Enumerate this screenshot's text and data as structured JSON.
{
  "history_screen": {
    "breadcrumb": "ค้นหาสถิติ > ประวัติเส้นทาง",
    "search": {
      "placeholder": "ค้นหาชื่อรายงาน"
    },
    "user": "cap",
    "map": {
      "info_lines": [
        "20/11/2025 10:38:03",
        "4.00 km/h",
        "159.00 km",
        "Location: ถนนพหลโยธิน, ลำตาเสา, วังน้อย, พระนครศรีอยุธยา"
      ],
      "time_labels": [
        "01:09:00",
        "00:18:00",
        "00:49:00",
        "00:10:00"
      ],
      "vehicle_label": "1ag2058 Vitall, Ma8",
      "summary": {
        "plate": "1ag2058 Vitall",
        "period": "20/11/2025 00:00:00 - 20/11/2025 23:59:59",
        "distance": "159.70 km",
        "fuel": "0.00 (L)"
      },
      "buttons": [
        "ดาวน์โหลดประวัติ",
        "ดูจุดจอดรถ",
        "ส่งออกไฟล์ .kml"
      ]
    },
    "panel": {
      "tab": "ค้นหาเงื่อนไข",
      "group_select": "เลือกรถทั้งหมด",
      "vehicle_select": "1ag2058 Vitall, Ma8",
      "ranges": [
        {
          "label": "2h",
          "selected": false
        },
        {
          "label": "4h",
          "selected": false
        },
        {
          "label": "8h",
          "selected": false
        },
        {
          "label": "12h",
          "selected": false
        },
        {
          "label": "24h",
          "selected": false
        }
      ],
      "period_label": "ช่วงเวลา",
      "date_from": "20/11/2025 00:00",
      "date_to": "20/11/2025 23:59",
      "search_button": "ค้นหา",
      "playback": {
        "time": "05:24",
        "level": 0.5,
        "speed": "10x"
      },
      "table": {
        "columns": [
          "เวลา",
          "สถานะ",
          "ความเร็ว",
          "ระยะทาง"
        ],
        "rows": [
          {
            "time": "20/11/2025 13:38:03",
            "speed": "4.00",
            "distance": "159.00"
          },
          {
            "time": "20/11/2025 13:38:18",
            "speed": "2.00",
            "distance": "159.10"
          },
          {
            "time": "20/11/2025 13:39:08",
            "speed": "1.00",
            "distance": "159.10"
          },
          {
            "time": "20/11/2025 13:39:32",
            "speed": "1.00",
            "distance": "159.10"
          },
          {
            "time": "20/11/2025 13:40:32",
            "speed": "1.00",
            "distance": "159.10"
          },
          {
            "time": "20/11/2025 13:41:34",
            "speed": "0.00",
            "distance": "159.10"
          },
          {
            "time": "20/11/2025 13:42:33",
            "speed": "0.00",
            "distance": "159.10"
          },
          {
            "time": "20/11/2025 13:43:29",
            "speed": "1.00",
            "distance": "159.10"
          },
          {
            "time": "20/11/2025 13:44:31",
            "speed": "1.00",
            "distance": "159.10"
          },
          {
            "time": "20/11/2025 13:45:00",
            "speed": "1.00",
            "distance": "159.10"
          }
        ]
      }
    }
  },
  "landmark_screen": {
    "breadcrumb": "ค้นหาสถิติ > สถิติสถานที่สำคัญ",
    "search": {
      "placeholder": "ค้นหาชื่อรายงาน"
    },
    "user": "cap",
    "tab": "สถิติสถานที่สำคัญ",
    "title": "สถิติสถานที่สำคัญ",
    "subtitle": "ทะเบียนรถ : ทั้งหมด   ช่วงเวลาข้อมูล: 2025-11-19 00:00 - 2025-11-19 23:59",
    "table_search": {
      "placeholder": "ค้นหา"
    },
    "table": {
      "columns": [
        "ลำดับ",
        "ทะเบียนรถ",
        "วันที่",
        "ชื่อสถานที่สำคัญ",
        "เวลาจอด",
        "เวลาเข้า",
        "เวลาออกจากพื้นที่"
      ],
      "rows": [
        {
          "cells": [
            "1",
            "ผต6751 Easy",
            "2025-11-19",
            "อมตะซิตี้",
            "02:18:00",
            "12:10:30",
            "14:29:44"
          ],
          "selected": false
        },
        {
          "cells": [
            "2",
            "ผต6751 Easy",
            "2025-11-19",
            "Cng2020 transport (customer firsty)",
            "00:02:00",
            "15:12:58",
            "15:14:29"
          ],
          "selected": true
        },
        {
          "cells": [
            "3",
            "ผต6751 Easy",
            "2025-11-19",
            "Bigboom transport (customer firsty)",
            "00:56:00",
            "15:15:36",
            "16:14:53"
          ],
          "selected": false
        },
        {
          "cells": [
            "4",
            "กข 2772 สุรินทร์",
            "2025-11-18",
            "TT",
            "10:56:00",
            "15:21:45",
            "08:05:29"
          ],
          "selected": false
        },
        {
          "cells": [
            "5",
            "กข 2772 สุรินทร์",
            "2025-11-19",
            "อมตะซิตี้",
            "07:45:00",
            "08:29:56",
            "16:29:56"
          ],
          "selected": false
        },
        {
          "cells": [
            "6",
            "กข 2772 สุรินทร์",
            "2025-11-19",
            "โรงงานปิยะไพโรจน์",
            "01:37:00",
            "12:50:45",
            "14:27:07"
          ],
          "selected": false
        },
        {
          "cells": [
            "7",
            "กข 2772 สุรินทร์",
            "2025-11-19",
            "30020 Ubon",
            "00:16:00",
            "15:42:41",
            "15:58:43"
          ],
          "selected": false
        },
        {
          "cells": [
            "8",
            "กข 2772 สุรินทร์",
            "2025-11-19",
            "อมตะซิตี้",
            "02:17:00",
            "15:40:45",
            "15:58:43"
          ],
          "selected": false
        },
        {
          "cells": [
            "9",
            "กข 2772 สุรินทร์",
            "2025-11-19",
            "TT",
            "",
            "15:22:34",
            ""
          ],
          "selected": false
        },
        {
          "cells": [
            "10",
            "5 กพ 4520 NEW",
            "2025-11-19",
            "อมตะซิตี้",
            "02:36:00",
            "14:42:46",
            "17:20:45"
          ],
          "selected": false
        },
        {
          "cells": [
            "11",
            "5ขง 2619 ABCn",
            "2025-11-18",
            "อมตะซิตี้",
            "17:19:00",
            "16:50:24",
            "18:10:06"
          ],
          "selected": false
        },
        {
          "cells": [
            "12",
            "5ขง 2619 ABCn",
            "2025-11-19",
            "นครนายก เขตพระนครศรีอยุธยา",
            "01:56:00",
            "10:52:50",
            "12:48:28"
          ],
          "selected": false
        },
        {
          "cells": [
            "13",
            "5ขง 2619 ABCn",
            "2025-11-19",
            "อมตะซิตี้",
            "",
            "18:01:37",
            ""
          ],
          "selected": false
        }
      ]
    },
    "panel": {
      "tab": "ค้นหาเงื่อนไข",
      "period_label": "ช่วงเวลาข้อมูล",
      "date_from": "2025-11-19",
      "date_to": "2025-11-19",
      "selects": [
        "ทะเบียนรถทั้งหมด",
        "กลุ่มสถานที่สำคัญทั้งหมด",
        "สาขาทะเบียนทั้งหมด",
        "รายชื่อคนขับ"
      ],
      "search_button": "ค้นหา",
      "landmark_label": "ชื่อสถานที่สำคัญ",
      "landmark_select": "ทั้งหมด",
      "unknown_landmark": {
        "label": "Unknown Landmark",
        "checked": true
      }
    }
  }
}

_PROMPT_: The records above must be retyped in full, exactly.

_EXERCISE OUTPUT_:
Enumerate this screenshot's text and data as structured JSON.
{
  "history_screen": {
    "breadcrumb": "ค้นหาสถิติ > ประวัติเส้นทาง",
    "search": {
      "placeholder": "ค้นหาชื่อรายงาน"
    },
    "user": "cap",
    "map": {
      "info_lines": [
        "20/11/2025 10:38:03",
        "4.00 km/h",
        "159.00 km",
        "Location: ถนนพหลโยธิน, ลำตาเสา, วังน้อย, พระนครศรีอยุธยา"
      ],
      "time_labels": [
        "01:09:00",
        "00:18:00",
        "00:49:00",
        "00:10:00"
      ],
      "vehicle_label": "1ag2058 Vitall, Ma8",
      "summary": {
        "plate": "1ag2058 Vitall",
        "period": "20/11/2025 00:00:00 - 20/11/2025 23:59:59",
        "distance": "159.70 km",
        "fuel": "0.00 (L)"
      },
      "buttons": [
        "ดาวน์โหลดประวัติ",
        "ดูจุดจอดรถ",
        "ส่งออกไฟล์ .kml"
      ]
    },
    "panel": {
      "tab": "ค้นหาเงื่อนไข",
      "group_select": "เลือกรถทั้งหมด",
      "vehicle_select": "1ag2058 Vitall, Ma8",
      "ranges": [
        {
          "label": "2h",
          "selected": false
        },
        {
          "label": "4h",
          "selected": false
        },
        {
          "label": "8h",
          "selected": false
        },
        {
          "label": "12h",
          "selected": false
        },
        {
          "label": "24h",
          "selected": false
        }
      ],
      "period_label": "ช่วงเวลา",
      "date_from": "20/11/2025 00:00",
      "date_to": "20/11/2025 23:59",
      "search_button": "ค้นหา",
      "playback": {
        "time": "05:24",
        "level": 0.5,
        "speed": "10x"
      },
      "table": {
        "columns": [
          "เวลา",
          "สถานะ",
          "ความเร็ว",
          "ระยะทาง"
        ],
        "rows": [
          {
            "time": "20/11/2025 13:38:03",
            "speed": "4.00",
            "distance": "159.00"
          },
          {
            "time": "20/11/2025 13:38:18",
            "speed": "2.00",
            "distance": "159.10"
          },
          {
            "time": "20/11/2025 13:39:08",
            "speed": "1.00",
            "distance": "159.10"
          },
          {
            "time": "20/11/2025 13:39:32",
            "speed": "1.00",
            "distance": "159.10"
          },
          {
            "time": "20/11/2025 13:40:32",
            "speed": "1.00",
            "distance": "159.10"
          },
          {
            "time": "20/11/2025 13:41:34",
            "speed": "0.00",
            "distance": "159.10"
          },
          {
            "time": "20/11/2025 13:42:33",
            "speed": "0.00",
            "distance": "159.10"
          },
          {
            "time": "20/11/2025 13:43:29",
            "speed": "1.00",
            "distance": "159.10"
          },
          {
            "time": "20/11/2025 13:44:31",
            "speed": "1.00",
            "distance": "159.10"
          },
          {
            "time": "20/11/2025 13:45:00",
            "speed": "1.00",
            "distance": "159.10"
          }
        ]
      }
    }
  },
  "landmark_screen": {
    "breadcrumb": "ค้นหาสถิติ > สถิติสถานที่สำคัญ",
    "search": {
      "placeholder": "ค้นหาชื่อรายงาน"
    },
    "user": "cap",
    "tab": "สถิติสถานที่สำคัญ",
    "title": "สถิติสถานที่สำคัญ",
    "subtitle": "ทะเบียนรถ : ทั้งหมด   ช่วงเวลาข้อมูล: 2025-11-19 00:00 - 2025-11-19 23:59",
    "table_search": {
      "placeholder": "ค้นหา"
    },
    "table": {
      "columns": [
        "ลำดับ",
        "ทะเบียนรถ",
        "วันที่",
        "ชื่อสถานที่สำคัญ",
        "เวลาจอด",
        "เวลาเข้า",
        "เวลาออกจากพื้นที่"
      ],
      "rows": [
        {
          "cells": [
            "1",
            "ผต6751 Easy",
            "2025-11-19",
            "อมตะซิตี้",
            "02:18:00",
            "12:10:30",
            "14:29:44"
          ],
          "selected": false
        },
        {
          "cells": [
            "2",
            "ผต6751 Easy",
            "2025-11-19",
            "Cng2020 transport (customer firsty)",
            "00:02:00",
            "15:12:58",
            "15:14:29"
          ],
          "selected": true
        },
        {
          "cells": [
            "3",
            "ผต6751 Easy",
            "2025-11-19",
            "Bigboom transport (customer firsty)",
            "00:56:00",
            "15:15:36",
            "16:14:53"
          ],
          "selected": false
        },
        {
          "cells": [
            "4",
            "กข 2772 สุรินทร์",
            "2025-11-18",
            "TT",
            "10:56:00",
            "15:21:45",
            "08:05:29"
          ],
          "selected": false
        },
        {
          "cells": [
            "5",
            "กข 2772 สุรินทร์",
            "2025-11-19",
            "อมตะซิตี้",
            "07:45:00",
            "08:29:56",
            "16:29:56"
          ],
          "selected": false
        },
        {
          "cells": [
            "6",
            "กข 2772 สุรินทร์",
            "2025-11-19",
            "โรงงานปิยะไพโรจน์",
            "01:37:00",
            "12:50:45",
            "14:27:07"
          ],
          "selected": false
        },
        {
          "cells": [
            "7",
            "กข 2772 สุรินทร์",
            "2025-11-19",
            "30020 Ubon",
            "00:16:00",
            "15:42:41",
            "15:58:43"
          ],
          "selected": false
        },
        {
          "cells": [
            "8",
            "กข 2772 สุรินทร์",
            "2025-11-19",
            "อมตะซิตี้",
            "02:17:00",
            "15:40:45",
            "15:58:43"
          ],
          "selected": false
        },
        {
          "cells": [
            "9",
            "กข 2772 สุรินทร์",
            "2025-11-19",
            "TT",
            "",
            "15:22:34",
            ""
          ],
          "selected": false
        },
        {
          "cells": [
            "10",
            "5 กพ 4520 NEW",
            "2025-11-19",
            "อมตะซิตี้",
            "02:36:00",
            "14:42:46",
            "17:20:45"
          ],
          "selected": false
        },
        {
          "cells": [
            "11",
            "5ขง 2619 ABCn",
            "2025-11-18",
            "อมตะซิตี้",
            "17:19:00",
            "16:50:24",
            "18:10:06"
          ],
          "selected": false
        },
        {
          "cells": [
            "12",
            "5ขง 2619 ABCn",
            "2025-11-19",
            "นครนายก เขตพระนครศรีอยุธยา",
            "01:56:00",
            "10:52:50",
            "12:48:28"
          ],
          "selected": false
        },
        {
          "cells": [
            "13",
            "5ขง 2619 ABCn",
            "2025-11-19",
            "อมตะซิตี้",
            "",
            "18:01:37",
            ""
          ],
          "selected": false
        }
      ]
    },
    "panel": {
      "tab": "ค้นหาเงื่อนไข",
      "period_label": "ช่วงเวลาข้อมูล",
      "date_from": "2025-11-19",
      "date_to": "2025-11-19",
      "selects": [
        "ทะเบียนรถทั้งหมด",
        "กลุ่มสถานที่สำคัญทั้งหมด",
        "สาขาทะเบียนทั้งหมด",
        "รายชื่อคนขับ"
      ],
      "search_button": "ค้นหา",
      "landmark_label": "ชื่อสถานที่สำคัญ",
      "landmark_select": "ทั้งหมด",
      "unknown_landmark": {
        "label": "Unknown Landmark",
        "checked": true
      }
    }
  }
}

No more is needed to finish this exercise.